"I am not going to stand up to show pride in a flag for a country that oppresses black people and people of color. To me, this is bigger than football and it would be selfish on my part to look the other way. There are bodies in the street and people getting paid leave and getting away with murder. This is not something that I am going to run by anybody, I am not looking for approval. I have to stand up for people that are oppressed. ... If they take football away, my endorsements from me, I know that I stood up for what is right."
When Kaepernick first ran afoul of public opinion, he was a bright comet lighting up the NFL with his aggressive style of play and amazing athleticism. He took the Forty-Niners to the Super Bowl that year and seemed destined for greatness. But it's been a tough several years for the gifted quarterback since. In the NFL, defenses adjust to comets eventually, so the comet has to adjust accordingly. Kaepernick hasn't been able to do that and now finds himself in a pitched battle with the pedestrian Blaine Gabbert to be the backup quarterback for his team...quite a precipitous fall from stardom.

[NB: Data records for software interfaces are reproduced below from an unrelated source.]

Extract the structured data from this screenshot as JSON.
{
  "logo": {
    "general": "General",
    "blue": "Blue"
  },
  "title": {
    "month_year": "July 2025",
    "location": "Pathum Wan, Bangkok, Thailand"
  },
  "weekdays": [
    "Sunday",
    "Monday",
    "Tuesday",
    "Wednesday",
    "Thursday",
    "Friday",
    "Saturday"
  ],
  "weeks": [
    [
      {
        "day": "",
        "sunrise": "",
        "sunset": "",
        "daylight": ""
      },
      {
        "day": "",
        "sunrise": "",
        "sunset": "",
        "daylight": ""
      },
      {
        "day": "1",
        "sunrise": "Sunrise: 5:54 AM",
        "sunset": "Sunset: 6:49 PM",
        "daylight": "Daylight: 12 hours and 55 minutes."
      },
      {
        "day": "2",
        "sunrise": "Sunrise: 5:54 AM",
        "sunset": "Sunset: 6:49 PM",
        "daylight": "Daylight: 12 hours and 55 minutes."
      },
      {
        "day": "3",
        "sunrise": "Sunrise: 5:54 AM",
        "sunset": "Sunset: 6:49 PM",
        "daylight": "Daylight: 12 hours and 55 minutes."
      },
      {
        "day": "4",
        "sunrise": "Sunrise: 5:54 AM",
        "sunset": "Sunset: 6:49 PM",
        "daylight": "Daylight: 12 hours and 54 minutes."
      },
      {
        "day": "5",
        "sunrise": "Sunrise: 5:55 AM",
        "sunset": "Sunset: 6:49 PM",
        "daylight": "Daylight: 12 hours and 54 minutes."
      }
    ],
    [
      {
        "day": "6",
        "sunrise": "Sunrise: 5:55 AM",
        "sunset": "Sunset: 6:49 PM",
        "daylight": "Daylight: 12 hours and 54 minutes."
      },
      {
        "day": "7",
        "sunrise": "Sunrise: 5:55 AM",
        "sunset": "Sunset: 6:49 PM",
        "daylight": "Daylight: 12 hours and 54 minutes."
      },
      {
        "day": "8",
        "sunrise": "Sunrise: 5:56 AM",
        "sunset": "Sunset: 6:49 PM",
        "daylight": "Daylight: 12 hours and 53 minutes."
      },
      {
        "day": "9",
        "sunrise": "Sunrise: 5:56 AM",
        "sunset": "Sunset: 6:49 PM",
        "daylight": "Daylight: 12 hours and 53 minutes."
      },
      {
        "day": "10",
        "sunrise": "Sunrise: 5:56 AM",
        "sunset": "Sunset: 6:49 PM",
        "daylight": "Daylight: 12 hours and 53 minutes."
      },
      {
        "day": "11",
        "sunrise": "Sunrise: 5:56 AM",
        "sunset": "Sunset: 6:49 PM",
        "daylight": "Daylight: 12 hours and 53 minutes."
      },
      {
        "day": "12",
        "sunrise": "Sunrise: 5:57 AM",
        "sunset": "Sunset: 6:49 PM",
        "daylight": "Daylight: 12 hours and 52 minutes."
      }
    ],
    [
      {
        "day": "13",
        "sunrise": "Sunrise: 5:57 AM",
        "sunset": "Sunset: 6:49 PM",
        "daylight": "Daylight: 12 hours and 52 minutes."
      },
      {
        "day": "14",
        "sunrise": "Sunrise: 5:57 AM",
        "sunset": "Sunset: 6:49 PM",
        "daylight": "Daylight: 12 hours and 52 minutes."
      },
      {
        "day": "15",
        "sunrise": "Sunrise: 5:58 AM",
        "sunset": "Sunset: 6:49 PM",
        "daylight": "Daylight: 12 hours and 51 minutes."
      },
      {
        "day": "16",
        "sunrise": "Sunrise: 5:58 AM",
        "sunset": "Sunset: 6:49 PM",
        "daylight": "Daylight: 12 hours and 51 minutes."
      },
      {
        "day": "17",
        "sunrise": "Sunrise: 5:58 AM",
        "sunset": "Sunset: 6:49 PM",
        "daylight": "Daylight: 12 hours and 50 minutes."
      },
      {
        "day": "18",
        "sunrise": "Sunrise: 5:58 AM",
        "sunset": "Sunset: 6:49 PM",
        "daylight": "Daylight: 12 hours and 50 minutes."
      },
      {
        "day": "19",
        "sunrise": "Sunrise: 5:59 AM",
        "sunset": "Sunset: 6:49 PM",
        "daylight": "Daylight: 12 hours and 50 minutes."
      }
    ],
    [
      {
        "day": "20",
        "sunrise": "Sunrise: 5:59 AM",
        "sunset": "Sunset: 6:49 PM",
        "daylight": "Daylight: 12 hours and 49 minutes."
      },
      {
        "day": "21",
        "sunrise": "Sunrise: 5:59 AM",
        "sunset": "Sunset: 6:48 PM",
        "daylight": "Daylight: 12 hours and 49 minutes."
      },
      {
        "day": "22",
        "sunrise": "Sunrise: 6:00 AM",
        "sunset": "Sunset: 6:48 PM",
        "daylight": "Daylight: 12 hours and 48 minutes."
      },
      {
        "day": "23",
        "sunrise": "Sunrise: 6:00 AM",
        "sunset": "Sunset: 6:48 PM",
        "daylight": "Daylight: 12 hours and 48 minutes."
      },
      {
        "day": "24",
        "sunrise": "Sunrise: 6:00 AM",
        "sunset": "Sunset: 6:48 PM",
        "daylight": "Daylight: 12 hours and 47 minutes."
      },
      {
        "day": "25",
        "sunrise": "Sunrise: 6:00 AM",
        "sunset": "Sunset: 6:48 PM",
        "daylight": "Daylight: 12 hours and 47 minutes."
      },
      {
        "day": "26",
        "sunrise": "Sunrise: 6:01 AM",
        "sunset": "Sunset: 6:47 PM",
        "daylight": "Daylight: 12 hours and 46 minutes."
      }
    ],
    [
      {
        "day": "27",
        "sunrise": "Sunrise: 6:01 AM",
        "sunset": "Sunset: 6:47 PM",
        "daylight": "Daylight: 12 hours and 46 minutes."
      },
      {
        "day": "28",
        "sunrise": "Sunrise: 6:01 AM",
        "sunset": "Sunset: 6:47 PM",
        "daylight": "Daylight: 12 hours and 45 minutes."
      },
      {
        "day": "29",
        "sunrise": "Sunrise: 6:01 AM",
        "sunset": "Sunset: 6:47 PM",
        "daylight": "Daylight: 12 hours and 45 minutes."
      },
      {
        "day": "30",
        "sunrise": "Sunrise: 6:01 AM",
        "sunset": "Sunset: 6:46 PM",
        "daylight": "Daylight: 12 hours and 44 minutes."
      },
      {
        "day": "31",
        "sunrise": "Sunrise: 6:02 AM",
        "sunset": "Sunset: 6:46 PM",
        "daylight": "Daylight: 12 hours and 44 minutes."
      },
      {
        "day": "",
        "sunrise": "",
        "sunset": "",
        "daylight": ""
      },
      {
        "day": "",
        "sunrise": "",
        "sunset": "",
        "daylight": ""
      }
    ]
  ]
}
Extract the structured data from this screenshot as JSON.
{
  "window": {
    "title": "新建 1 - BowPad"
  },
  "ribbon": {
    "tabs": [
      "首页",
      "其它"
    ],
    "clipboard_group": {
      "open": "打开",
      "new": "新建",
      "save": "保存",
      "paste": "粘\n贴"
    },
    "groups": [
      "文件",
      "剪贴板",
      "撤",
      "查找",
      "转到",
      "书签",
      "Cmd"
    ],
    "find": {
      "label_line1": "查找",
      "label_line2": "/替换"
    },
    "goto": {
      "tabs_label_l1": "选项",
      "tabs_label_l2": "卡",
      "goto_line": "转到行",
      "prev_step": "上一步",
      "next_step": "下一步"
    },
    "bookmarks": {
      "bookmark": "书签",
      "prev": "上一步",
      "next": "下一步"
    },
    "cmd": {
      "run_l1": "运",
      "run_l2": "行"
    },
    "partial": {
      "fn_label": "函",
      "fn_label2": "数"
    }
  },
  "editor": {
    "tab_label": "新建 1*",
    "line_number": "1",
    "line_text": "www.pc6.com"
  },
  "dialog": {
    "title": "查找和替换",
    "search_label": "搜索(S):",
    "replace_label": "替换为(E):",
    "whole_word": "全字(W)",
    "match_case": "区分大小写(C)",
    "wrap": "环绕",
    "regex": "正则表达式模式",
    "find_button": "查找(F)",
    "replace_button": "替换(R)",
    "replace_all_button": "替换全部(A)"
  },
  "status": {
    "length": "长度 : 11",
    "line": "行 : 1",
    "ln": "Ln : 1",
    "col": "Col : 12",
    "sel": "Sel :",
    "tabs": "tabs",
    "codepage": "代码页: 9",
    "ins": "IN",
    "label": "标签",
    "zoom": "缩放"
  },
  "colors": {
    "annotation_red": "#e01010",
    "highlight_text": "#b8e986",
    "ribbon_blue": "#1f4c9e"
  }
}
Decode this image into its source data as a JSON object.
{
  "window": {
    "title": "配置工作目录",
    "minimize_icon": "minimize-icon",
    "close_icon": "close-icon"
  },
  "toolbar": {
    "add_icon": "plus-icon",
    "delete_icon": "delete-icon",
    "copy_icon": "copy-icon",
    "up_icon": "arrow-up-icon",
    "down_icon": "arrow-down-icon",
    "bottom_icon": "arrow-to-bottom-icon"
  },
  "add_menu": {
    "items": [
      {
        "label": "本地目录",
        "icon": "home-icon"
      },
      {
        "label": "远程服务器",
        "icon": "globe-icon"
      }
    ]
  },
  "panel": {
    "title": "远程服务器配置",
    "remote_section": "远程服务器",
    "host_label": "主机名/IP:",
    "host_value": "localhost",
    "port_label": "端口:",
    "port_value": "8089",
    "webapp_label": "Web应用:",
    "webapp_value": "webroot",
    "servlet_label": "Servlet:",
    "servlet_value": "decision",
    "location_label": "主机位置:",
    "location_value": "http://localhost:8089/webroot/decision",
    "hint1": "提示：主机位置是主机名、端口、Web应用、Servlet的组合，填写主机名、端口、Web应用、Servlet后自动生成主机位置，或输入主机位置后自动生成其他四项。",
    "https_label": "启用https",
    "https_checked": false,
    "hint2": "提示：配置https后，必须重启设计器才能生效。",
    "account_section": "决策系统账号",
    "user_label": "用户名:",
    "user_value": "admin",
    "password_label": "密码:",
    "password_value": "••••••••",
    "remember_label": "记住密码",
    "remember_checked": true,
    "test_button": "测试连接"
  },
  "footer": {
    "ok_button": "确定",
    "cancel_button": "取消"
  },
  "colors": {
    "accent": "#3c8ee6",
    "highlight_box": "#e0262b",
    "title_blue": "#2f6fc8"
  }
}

Reaction among other players has been mixed. Some applauded his decision, others disagreed but defended his right to protest, others objected, calling it disrespectful to all of the men and women who have given their lives to protect us and our freedom. More cynical voices accused him of being a malcontent who can't handle his reduced role, and is seeking attention. Still others chided him for spending too much time thinking about politics and not enough time studying the playbook. It's been a very mixed bag.
I fall into the mixed category. My view on the national anthem is that when it is played at public events, respect needs to be shown. I always remove my hat, face the flag, put my hand over my heart, and sing along. Doing so does not mean that I am thrilled to the gills with every single thing going on in the country at that particular time. Neither does it mean that I support every action taken by my government, now or in the past. For me, it's an acknowledgment of gratitude that I was born here. It's a tip of the hat to all of the men and women who have sacrificed everything for the preservation of this Republic. And yes, to a certain extent, it's about...love of country...despite its many sins...love.
But, this isn't the 1970's Soviet Union. Love of country isn't coerced by gunpoint. One of the truly great things about America is that we make room for dissent. No... we don't love dissent, we don't celebrate it, but we make room for unpopular opinions. If Colin Kaepernick feels that his country is oppressing blacks and doesn't feel that he in good conscience can stand with his teammates while the national anthem is played...so what? The only thing worse than no patriotism is forced patriotism. So, I say once more....give the guy a break.